He’s a winner once again.
Bowman held off Kyle Larson for his first career Monster Energy NASCAR Cup Series victory, leading a terrific performance for Hendrick Motorsports at Chicagoland Speedway on Sunday.
Bowman had one of the fastest cars during practice, and the strength of his No. 88 Axalta Chevrolet showed after the race was delayed by a storm. He had just six top-five finishes in 133 starts on NASCAR’s top series before his banner day on the bumpy 1.5-mile oval.
The 26-year-old Bowman, who won on the Xfinity Series in 2017, took second at Talladega, Dover and Kansas this year, and he was sick of hearing about the hole on his resume. He said even Chad Knaus, William Byron’s crew chief, had said something to him.
Those days are over.
“I was just tired of running second,” Bowman said. “I don’t want to do that anymore. I feel like this is the last box, aside from going and chasing a championship, that I needed personally for myself to validate my career.”
Larson put together another memorable run a year after he lost an epic last-lap duel with Kyle Busch on the same track. Larson passed Bowman with about seven laps left, but Bowman quickly regained the lead and smartly navigated his way to the victory.
“He was struggling, and we were able to get to him and get by him, but he did a good job,” Larson said. “He did a good job regrouping and figuring out how to make his car drive better.”
Joey Logano, who leads Kyle Busch by 18 points for the top spot in the series standings, finished third. Jimmie Johnson was fourth, and Brad Keselowski rounded out the top five.
It was Hendrick’s second victory of the season after Chase Elliott won at Talladega in April. Led by Bowman and Johnson, Hendrick placed each of its four cars in the top 11.
“So proud of everybody at Hendrick Motorsports,” Bowman said.
Joe Gibbs Racing and Team Penske dominated the first part of the Cup season. Logano, Keselowski and Ryan Blaney finished in the top six for Penske at Chicagoland, but it was a difficult day for the top performers at JGR.
Martin Truex Jr. never really threatened and settled for ninth after winning last weekend in California.
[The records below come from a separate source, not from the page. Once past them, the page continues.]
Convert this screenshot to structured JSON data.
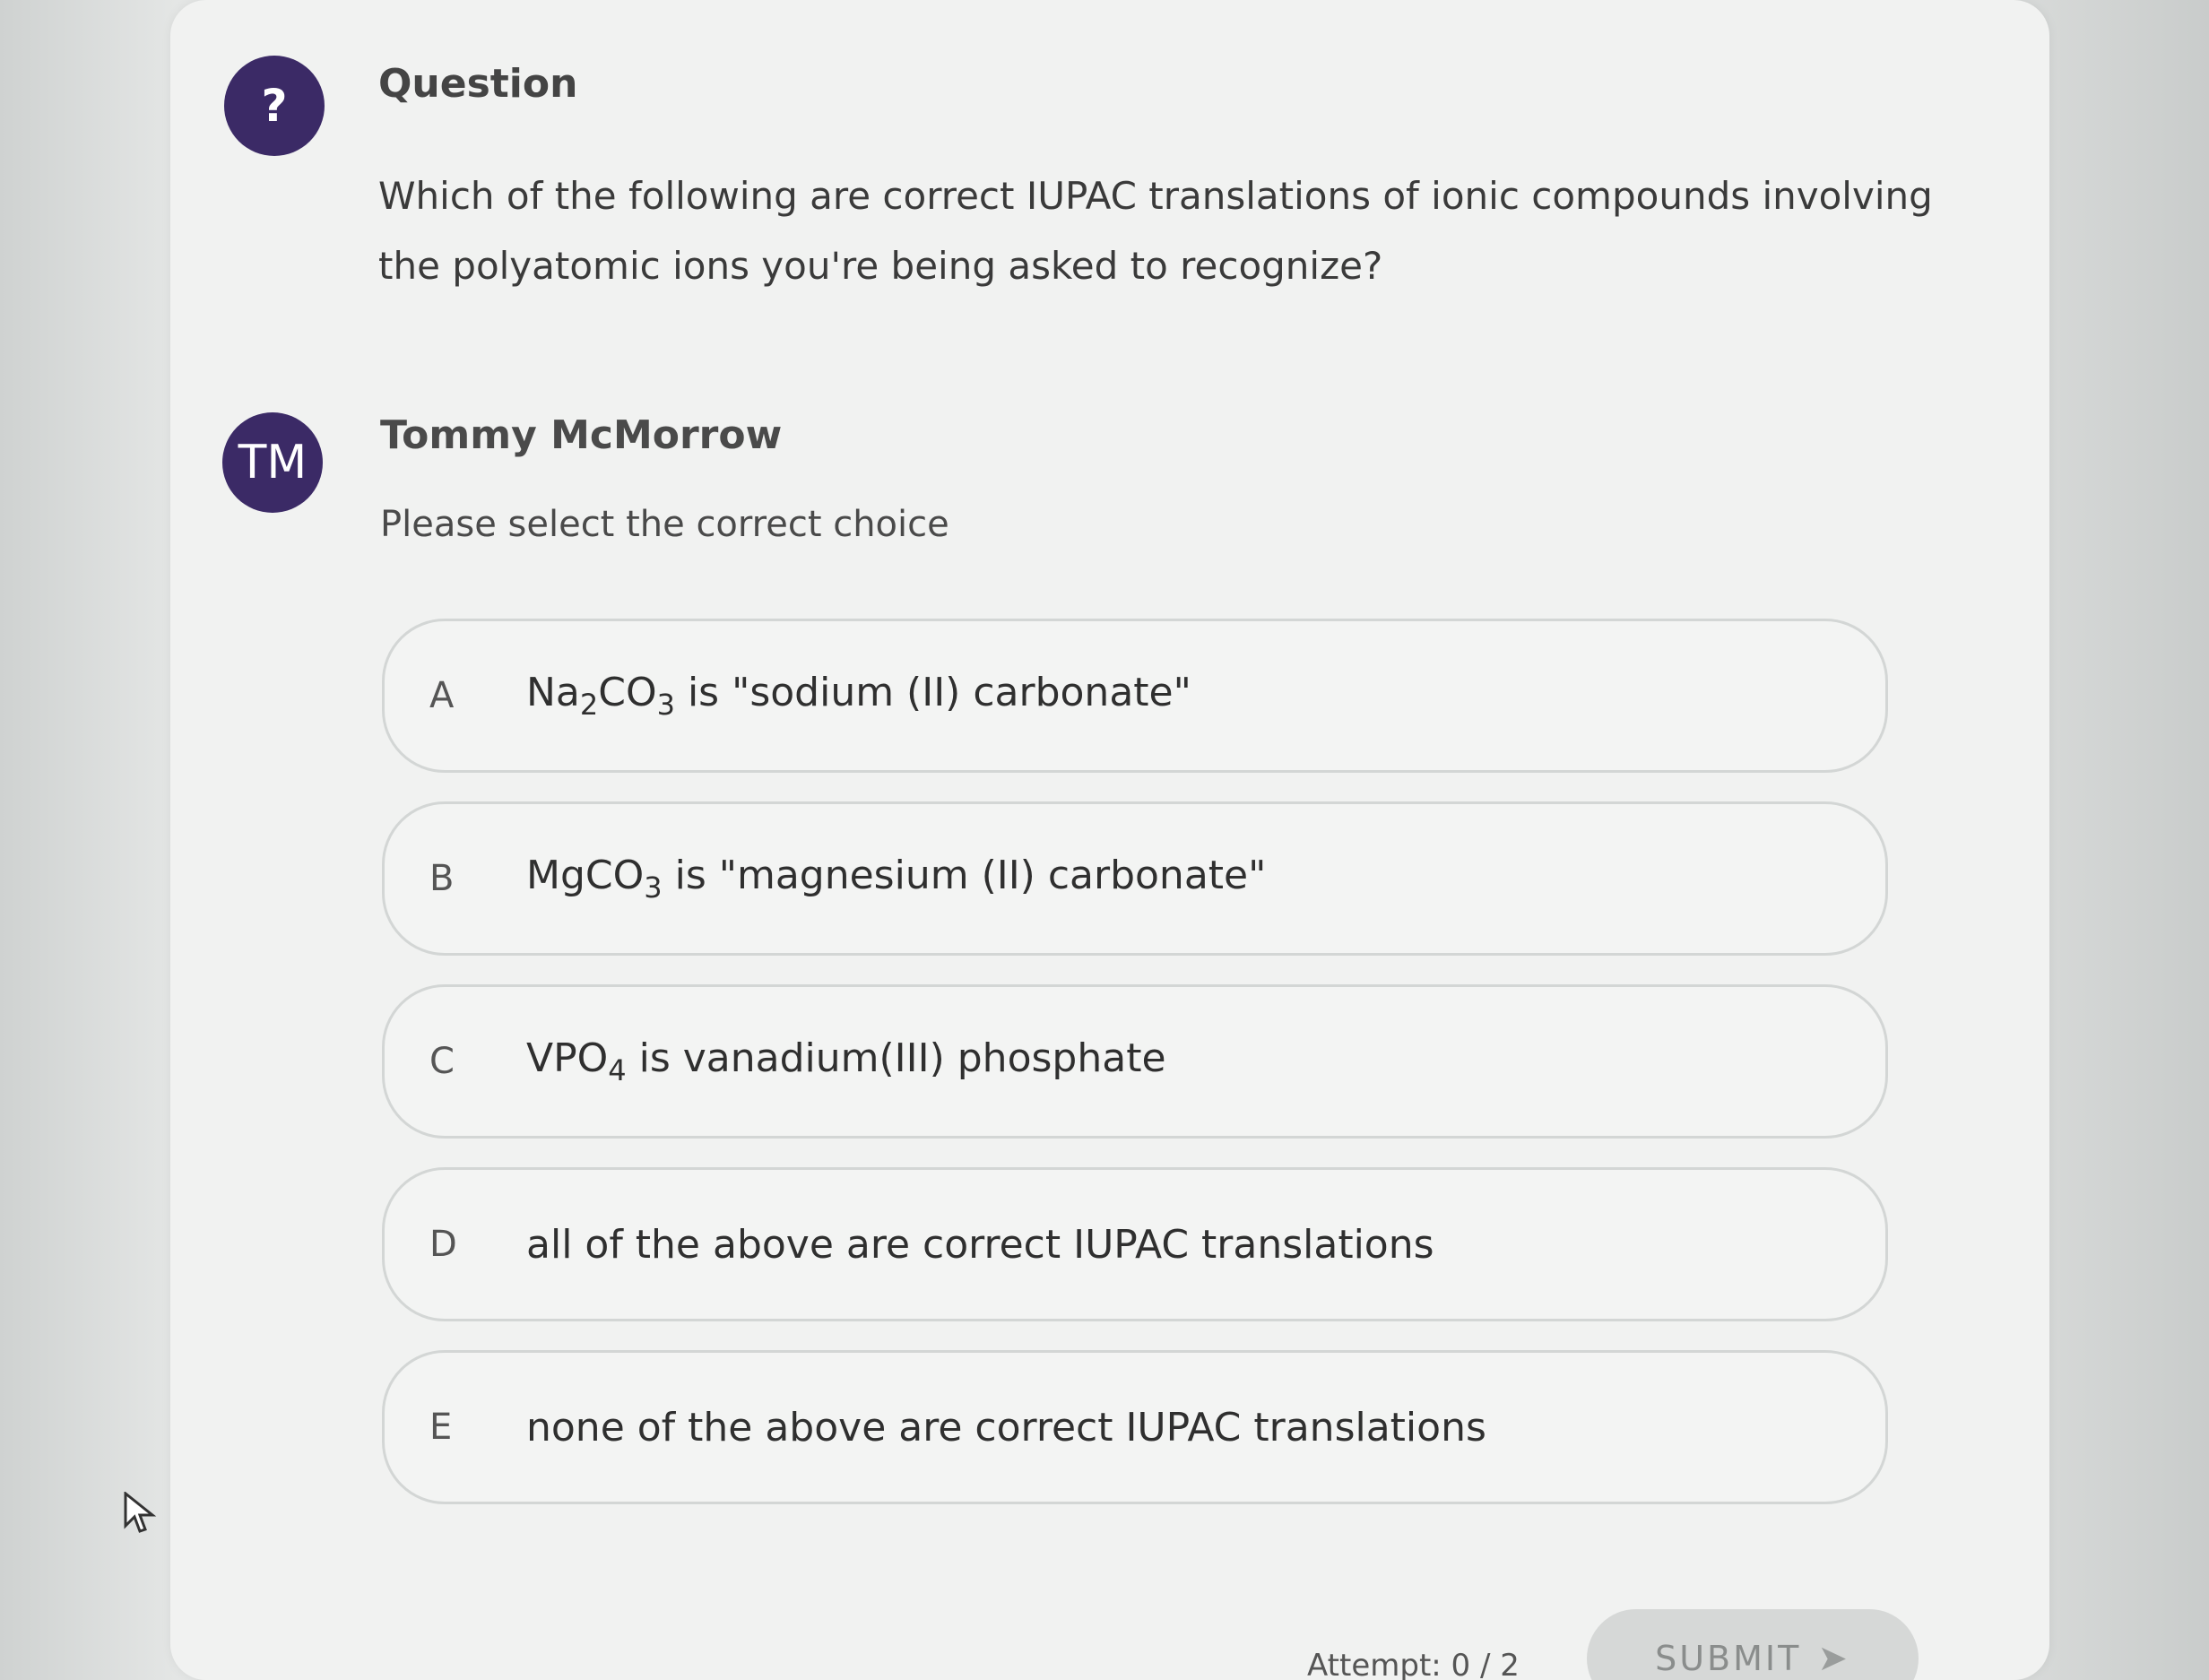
{
  "question": {
    "icon_label": "?",
    "title": "Question",
    "text": "Which of the following are correct IUPAC translations of ionic compounds involving the polyatomic ions you're being asked to recognize?"
  },
  "author": {
    "initials": "TM",
    "name": "Tommy McMorrow",
    "instruction": "Please select the correct choice"
  },
  "choices": [
    {
      "letter": "A",
      "formula_parts": [
        "Na",
        "2",
        "CO",
        "3"
      ],
      "suffix": " is \"sodium (II) carbonate\""
    },
    {
      "letter": "B",
      "formula_parts": [
        "MgCO",
        "3"
      ],
      "suffix": " is \"magnesium (II) carbonate\""
    },
    {
      "letter": "C",
      "formula_parts": [
        "VPO",
        "4"
      ],
      "suffix": " is vanadium(III) phosphate"
    },
    {
      "letter": "D",
      "text": "all of the above are correct IUPAC translations"
    },
    {
      "letter": "E",
      "text": "none of the above are correct IUPAC translations"
    }
  ],
  "footer": {
    "attempt": "Attempt: 0 / 2",
    "submit_label": "SUBMIT"
  },
  "colors": {
    "avatar": "#3b2a66",
    "choice_border": "#d3d6d5",
    "submit_bg": "#d6d8d7"
  },
  "icons": {
    "question": "question-mark-icon",
    "submit": "arrow-right-icon",
    "cursor": "mouse-pointer-icon"
  }
}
Kyle Busch had several issues with his car on his way to a 22nd-place finish.
“Little bit of a tough day, but we soldiered home to a fifth and a sixth in the stages and ninth at the end,” Truex said. “When you have a tough weekend, that’s a good day to get a top 10.”
It was hot and humid when polesitter Austin Dillon led the field to the starting line, but thunderstorms quickly rolled in and halted the race after 11 laps. The wind picked up and rain pounded the track after the drivers and crew members retreated to their trailers.
When the race resumed after a delay of more than three hours, it was a completely different situation. The temperature dropped more than 20 degrees, forcing the teams to adapt on the fly after the cars were set up for hot, slick conditions. It also was the series’ first stop at Chicagoland under its overhauled rules package, further complicating matters.
Kevin Harvick and Blaney each had tire trouble about 75 laps in, and Denny Hamlin won stage 1. But Hamlin was penalized for having too many over the wall during a pit stop in the last part of the race and finished 15th.
Harvick won stage 2 and led five times for a race-high 132 lap but finished 14th. He’s still searching for his first win this season after he had eight victories last year.
At Daytona International Speedway on Saturday night.